Task inputs -

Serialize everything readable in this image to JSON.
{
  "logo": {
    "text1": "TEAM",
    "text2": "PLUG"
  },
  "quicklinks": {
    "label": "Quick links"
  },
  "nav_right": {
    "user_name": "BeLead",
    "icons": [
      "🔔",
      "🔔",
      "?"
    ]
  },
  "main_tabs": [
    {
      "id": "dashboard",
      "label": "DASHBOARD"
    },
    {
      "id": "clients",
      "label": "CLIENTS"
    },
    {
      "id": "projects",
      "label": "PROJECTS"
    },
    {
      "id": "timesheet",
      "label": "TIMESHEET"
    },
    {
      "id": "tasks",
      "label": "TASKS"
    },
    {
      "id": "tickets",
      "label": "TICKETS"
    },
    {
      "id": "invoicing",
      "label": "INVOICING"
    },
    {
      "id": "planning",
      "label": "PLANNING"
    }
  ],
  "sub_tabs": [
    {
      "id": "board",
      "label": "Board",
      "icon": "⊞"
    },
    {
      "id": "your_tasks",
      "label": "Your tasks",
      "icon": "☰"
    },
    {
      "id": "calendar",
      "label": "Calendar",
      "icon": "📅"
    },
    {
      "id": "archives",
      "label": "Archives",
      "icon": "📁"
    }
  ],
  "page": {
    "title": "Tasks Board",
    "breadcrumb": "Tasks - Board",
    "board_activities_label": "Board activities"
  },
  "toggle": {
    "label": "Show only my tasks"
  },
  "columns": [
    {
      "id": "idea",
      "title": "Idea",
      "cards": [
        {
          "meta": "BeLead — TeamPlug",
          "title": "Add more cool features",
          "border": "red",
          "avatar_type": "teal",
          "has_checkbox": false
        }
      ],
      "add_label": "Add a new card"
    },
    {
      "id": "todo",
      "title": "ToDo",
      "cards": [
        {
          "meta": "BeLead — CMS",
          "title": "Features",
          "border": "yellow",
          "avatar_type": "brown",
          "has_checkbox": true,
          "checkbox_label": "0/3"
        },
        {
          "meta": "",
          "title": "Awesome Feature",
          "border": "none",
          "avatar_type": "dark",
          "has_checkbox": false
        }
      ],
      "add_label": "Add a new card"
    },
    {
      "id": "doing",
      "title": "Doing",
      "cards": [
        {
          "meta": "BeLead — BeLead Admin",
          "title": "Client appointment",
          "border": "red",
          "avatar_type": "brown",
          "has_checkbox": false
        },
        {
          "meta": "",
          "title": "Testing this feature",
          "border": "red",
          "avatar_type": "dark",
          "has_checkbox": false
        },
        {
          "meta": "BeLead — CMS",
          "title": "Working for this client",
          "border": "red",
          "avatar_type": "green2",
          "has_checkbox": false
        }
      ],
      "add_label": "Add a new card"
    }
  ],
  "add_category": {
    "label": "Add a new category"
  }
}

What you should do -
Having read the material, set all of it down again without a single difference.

Solution -
Serialize everything readable in this image to JSON.
{
  "logo": {
    "text1": "TEAM",
    "text2": "PLUG"
  },
  "quicklinks": {
    "label": "Quick links"
  },
  "nav_right": {
    "user_name": "BeLead",
    "icons": [
      "🔔",
      "🔔",
      "?"
    ]
  },
  "main_tabs": [
    {
      "id": "dashboard",
      "label": "DASHBOARD"
    },
    {
      "id": "clients",
      "label": "CLIENTS"
    },
    {
      "id": "projects",
      "label": "PROJECTS"
    },
    {
      "id": "timesheet",
      "label": "TIMESHEET"
    },
    {
      "id": "tasks",
      "label": "TASKS"
    },
    {
      "id": "tickets",
      "label": "TICKETS"
    },
    {
      "id": "invoicing",
      "label": "INVOICING"
    },
    {
      "id": "planning",
      "label": "PLANNING"
    }
  ],
  "sub_tabs": [
    {
      "id": "board",
      "label": "Board",
      "icon": "⊞"
    },
    {
      "id": "your_tasks",
      "label": "Your tasks",
      "icon": "☰"
    },
    {
      "id": "calendar",
      "label": "Calendar",
      "icon": "📅"
    },
    {
      "id": "archives",
      "label": "Archives",
      "icon": "📁"
    }
  ],
  "page": {
    "title": "Tasks Board",
    "breadcrumb": "Tasks - Board",
    "board_activities_label": "Board activities"
  },
  "toggle": {
    "label": "Show only my tasks"
  },
  "columns": [
    {
      "id": "idea",
      "title": "Idea",
      "cards": [
        {
          "meta": "BeLead — TeamPlug",
          "title": "Add more cool features",
          "border": "red",
          "avatar_type": "teal",
          "has_checkbox": false
        }
      ],
      "add_label": "Add a new card"
    },
    {
      "id": "todo",
      "title": "ToDo",
      "cards": [
        {
          "meta": "BeLead — CMS",
          "title": "Features",
          "border": "yellow",
          "avatar_type": "brown",
          "has_checkbox": true,
          "checkbox_label": "0/3"
        },
        {
          "meta": "",
          "title": "Awesome Feature",
          "border": "none",
          "avatar_type": "dark",
          "has_checkbox": false
        }
      ],
      "add_label": "Add a new card"
    },
    {
      "id": "doing",
      "title": "Doing",
      "cards": [
        {
          "meta": "BeLead — BeLead Admin",
          "title": "Client appointment",
          "border": "red",
          "avatar_type": "brown",
          "has_checkbox": false
        },
        {
          "meta": "",
          "title": "Testing this feature",
          "border": "red",
          "avatar_type": "dark",
          "has_checkbox": false
        },
        {
          "meta": "BeLead — CMS",
          "title": "Working for this client",
          "border": "red",
          "avatar_type": "green2",
          "has_checkbox": false
        }
      ],
      "add_label": "Add a new card"
    }
  ],
  "add_category": {
    "label": "Add a new category"
  }
}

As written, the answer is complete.